## TASK
When you reach the records below, repeat each one exactly as written.

=-=-=

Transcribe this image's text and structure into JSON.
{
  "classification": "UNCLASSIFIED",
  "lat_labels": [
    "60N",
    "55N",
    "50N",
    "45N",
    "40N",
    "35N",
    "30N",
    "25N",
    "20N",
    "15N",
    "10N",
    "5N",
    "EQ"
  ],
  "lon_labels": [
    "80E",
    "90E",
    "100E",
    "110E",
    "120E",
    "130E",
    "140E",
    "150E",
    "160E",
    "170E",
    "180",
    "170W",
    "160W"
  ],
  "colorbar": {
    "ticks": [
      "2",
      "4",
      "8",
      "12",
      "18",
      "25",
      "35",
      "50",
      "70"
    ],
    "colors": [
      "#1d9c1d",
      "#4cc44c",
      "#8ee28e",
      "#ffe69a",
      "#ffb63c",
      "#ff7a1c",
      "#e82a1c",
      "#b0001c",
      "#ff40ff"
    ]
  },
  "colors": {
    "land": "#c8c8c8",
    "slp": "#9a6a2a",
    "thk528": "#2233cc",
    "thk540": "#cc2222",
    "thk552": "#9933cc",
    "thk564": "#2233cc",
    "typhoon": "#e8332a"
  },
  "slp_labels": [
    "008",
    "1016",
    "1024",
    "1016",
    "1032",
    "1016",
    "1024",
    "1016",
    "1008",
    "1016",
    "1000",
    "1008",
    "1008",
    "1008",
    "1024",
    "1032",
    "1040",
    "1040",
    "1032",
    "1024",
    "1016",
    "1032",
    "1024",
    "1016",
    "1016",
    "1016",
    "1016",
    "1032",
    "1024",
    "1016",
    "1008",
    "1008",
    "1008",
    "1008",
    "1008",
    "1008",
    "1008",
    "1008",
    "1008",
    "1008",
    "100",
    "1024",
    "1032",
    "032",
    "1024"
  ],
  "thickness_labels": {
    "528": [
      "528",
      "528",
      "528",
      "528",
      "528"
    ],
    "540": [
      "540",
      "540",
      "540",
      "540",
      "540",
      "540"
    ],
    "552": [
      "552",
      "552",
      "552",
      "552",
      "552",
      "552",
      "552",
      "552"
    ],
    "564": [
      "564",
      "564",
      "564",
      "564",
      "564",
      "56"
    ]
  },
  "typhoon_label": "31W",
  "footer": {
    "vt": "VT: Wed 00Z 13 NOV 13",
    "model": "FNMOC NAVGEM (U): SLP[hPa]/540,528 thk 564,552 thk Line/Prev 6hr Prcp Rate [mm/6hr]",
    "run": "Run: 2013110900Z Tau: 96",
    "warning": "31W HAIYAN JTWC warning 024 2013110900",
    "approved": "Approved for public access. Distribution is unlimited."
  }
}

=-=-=

## EXPECTED ANSWER
Transcribe this image's text and structure into JSON.
{
  "classification": "UNCLASSIFIED",
  "lat_labels": [
    "60N",
    "55N",
    "50N",
    "45N",
    "40N",
    "35N",
    "30N",
    "25N",
    "20N",
    "15N",
    "10N",
    "5N",
    "EQ"
  ],
  "lon_labels": [
    "80E",
    "90E",
    "100E",
    "110E",
    "120E",
    "130E",
    "140E",
    "150E",
    "160E",
    "170E",
    "180",
    "170W",
    "160W"
  ],
  "colorbar": {
    "ticks": [
      "2",
      "4",
      "8",
      "12",
      "18",
      "25",
      "35",
      "50",
      "70"
    ],
    "colors": [
      "#1d9c1d",
      "#4cc44c",
      "#8ee28e",
      "#ffe69a",
      "#ffb63c",
      "#ff7a1c",
      "#e82a1c",
      "#b0001c",
      "#ff40ff"
    ]
  },
  "colors": {
    "land": "#c8c8c8",
    "slp": "#9a6a2a",
    "thk528": "#2233cc",
    "thk540": "#cc2222",
    "thk552": "#9933cc",
    "thk564": "#2233cc",
    "typhoon": "#e8332a"
  },
  "slp_labels": [
    "008",
    "1016",
    "1024",
    "1016",
    "1032",
    "1016",
    "1024",
    "1016",
    "1008",
    "1016",
    "1000",
    "1008",
    "1008",
    "1008",
    "1024",
    "1032",
    "1040",
    "1040",
    "1032",
    "1024",
    "1016",
    "1032",
    "1024",
    "1016",
    "1016",
    "1016",
    "1016",
    "1032",
    "1024",
    "1016",
    "1008",
    "1008",
    "1008",
    "1008",
    "1008",
    "1008",
    "1008",
    "1008",
    "1008",
    "1008",
    "100",
    "1024",
    "1032",
    "032",
    "1024"
  ],
  "thickness_labels": {
    "528": [
      "528",
      "528",
      "528",
      "528",
      "528"
    ],
    "540": [
      "540",
      "540",
      "540",
      "540",
      "540",
      "540"
    ],
    "552": [
      "552",
      "552",
      "552",
      "552",
      "552",
      "552",
      "552",
      "552"
    ],
    "564": [
      "564",
      "564",
      "564",
      "564",
      "564",
      "56"
    ]
  },
  "typhoon_label": "31W",
  "footer": {
    "vt": "VT: Wed 00Z 13 NOV 13",
    "model": "FNMOC NAVGEM (U): SLP[hPa]/540,528 thk 564,552 thk Line/Prev 6hr Prcp Rate [mm/6hr]",
    "run": "Run: 2013110900Z Tau: 96",
    "warning": "31W HAIYAN JTWC warning 024 2013110900",
    "approved": "Approved for public access. Distribution is unlimited."
  }
}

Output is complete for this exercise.